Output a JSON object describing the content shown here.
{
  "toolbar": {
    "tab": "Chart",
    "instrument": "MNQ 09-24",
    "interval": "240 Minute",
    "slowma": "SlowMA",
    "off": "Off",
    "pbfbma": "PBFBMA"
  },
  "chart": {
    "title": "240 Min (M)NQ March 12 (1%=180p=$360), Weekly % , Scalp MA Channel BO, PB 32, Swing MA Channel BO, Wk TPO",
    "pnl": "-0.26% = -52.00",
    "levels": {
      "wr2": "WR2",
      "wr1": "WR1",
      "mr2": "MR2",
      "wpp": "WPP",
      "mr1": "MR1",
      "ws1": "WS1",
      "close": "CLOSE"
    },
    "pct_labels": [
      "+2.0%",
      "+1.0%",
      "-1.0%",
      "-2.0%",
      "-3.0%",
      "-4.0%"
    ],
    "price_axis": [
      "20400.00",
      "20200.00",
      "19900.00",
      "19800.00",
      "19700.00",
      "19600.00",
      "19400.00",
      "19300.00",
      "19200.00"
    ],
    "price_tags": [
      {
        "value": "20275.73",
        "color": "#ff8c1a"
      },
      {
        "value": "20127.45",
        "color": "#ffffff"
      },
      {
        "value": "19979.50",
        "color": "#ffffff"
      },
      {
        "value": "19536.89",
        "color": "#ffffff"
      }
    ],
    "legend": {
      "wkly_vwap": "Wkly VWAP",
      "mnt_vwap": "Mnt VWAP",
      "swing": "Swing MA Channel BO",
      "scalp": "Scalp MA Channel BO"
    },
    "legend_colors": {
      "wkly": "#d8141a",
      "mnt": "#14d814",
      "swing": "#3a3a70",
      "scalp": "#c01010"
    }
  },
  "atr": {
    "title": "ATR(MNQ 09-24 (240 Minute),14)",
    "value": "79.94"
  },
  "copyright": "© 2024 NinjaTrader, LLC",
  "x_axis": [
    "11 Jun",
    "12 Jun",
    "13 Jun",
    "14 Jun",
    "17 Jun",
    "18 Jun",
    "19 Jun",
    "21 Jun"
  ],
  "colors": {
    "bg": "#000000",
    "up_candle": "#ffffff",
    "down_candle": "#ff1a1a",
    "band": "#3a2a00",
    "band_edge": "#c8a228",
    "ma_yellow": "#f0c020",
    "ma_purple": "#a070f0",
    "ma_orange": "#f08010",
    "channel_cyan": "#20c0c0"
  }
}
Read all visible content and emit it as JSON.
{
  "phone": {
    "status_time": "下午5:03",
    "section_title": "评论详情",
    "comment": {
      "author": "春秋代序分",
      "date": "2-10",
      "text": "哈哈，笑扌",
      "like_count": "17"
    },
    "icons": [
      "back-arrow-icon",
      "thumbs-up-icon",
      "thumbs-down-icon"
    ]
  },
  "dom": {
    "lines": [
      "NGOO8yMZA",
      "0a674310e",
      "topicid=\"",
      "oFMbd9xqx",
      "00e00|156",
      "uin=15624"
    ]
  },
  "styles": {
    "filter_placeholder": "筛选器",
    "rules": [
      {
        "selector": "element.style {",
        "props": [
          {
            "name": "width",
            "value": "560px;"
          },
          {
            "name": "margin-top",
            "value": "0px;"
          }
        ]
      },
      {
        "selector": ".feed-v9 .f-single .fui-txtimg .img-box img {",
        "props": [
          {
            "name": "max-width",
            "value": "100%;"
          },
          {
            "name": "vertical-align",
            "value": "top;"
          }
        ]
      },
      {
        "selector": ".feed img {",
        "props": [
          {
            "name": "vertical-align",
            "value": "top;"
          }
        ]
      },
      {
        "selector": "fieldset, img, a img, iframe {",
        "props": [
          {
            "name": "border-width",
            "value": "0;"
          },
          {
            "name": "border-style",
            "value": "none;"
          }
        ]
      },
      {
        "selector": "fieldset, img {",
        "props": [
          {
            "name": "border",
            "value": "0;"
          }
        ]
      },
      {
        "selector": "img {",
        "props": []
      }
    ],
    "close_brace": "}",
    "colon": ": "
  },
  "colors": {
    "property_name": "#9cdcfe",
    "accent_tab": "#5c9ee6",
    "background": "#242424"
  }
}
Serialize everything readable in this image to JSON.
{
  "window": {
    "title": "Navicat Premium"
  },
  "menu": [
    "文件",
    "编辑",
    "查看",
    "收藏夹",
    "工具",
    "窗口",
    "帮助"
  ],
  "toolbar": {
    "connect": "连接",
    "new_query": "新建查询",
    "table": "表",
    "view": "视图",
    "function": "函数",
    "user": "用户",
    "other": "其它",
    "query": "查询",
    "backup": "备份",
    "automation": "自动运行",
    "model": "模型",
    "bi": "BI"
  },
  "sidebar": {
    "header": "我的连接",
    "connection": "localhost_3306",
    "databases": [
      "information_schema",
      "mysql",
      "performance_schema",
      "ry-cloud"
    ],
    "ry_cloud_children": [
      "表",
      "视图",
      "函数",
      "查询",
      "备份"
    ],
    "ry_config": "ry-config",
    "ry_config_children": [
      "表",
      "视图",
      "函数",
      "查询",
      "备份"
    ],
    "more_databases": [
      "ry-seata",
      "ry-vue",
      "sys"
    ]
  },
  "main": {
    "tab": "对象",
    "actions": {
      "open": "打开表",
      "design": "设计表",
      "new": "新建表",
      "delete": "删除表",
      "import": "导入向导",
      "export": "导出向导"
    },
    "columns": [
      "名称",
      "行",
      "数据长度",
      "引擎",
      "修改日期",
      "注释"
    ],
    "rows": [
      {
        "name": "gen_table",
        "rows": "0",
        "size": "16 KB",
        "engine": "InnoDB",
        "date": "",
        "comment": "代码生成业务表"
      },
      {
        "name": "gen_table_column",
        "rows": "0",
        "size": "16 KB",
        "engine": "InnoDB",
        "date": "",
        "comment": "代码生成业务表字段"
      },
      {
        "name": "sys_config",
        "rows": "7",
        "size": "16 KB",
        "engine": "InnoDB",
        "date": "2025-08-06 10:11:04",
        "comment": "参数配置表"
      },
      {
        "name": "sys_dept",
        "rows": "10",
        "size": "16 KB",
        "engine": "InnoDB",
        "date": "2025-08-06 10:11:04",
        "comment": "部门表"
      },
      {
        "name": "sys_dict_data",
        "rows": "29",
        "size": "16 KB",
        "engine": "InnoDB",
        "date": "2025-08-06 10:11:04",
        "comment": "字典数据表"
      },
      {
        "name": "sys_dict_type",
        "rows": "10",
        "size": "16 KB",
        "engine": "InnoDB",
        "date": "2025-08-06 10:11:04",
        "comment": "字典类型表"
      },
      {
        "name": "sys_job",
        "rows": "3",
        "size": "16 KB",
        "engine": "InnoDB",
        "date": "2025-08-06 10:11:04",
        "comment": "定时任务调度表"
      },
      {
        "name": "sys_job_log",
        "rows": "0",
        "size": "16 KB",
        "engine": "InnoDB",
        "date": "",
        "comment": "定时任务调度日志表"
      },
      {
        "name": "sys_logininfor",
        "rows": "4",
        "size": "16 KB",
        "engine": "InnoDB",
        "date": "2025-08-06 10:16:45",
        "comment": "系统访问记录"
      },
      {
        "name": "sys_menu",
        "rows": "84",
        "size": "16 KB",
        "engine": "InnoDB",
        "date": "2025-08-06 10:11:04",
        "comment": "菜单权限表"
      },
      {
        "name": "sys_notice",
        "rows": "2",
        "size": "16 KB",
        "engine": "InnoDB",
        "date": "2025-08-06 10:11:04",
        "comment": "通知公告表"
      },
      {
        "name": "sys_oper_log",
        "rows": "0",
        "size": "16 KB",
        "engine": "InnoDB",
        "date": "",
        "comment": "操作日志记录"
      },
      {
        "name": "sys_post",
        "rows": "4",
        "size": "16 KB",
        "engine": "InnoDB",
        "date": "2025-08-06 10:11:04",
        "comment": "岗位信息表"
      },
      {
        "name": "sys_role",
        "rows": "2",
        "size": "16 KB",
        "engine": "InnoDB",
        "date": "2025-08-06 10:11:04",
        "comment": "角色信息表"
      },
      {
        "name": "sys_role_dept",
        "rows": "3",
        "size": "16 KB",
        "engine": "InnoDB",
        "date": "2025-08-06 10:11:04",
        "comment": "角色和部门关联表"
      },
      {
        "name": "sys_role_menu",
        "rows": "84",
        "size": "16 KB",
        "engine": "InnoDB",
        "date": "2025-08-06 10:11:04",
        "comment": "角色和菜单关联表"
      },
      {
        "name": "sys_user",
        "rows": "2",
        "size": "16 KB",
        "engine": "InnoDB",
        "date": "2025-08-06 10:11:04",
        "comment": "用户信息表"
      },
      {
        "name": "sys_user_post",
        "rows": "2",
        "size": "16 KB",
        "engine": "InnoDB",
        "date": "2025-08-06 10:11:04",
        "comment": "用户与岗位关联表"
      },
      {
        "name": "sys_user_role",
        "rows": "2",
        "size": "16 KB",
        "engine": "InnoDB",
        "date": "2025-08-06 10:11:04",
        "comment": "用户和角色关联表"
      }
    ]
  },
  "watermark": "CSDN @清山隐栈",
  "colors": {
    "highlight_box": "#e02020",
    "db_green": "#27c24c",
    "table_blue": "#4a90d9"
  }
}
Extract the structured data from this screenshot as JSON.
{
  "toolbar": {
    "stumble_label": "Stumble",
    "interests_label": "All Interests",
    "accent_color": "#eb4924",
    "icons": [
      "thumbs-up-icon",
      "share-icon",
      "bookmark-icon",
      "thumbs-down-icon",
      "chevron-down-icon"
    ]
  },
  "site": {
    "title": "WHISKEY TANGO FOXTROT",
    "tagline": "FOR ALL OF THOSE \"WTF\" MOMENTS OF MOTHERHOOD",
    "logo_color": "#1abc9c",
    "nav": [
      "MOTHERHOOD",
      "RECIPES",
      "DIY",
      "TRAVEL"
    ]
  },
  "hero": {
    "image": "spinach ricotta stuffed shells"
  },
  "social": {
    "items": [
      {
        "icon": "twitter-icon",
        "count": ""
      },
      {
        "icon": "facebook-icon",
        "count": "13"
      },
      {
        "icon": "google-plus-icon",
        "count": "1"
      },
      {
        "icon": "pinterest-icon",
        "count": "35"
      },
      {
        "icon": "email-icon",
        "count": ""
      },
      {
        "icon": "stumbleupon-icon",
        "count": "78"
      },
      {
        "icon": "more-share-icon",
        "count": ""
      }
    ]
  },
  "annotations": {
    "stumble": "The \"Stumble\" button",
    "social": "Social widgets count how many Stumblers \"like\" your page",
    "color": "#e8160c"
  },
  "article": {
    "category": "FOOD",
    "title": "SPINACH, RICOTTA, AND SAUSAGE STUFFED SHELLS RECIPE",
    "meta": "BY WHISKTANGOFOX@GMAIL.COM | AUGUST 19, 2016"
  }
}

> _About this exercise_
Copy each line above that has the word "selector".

> _Output below_
        "selector": "element.style {",
        "selector": ".feed-v9 .f-single .fui-txtimg .img-box img {",
        "selector": ".feed img {",
        "selector": "fieldset, img, a img, iframe {",
        "selector": "fieldset, img {",
        "selector": "img {",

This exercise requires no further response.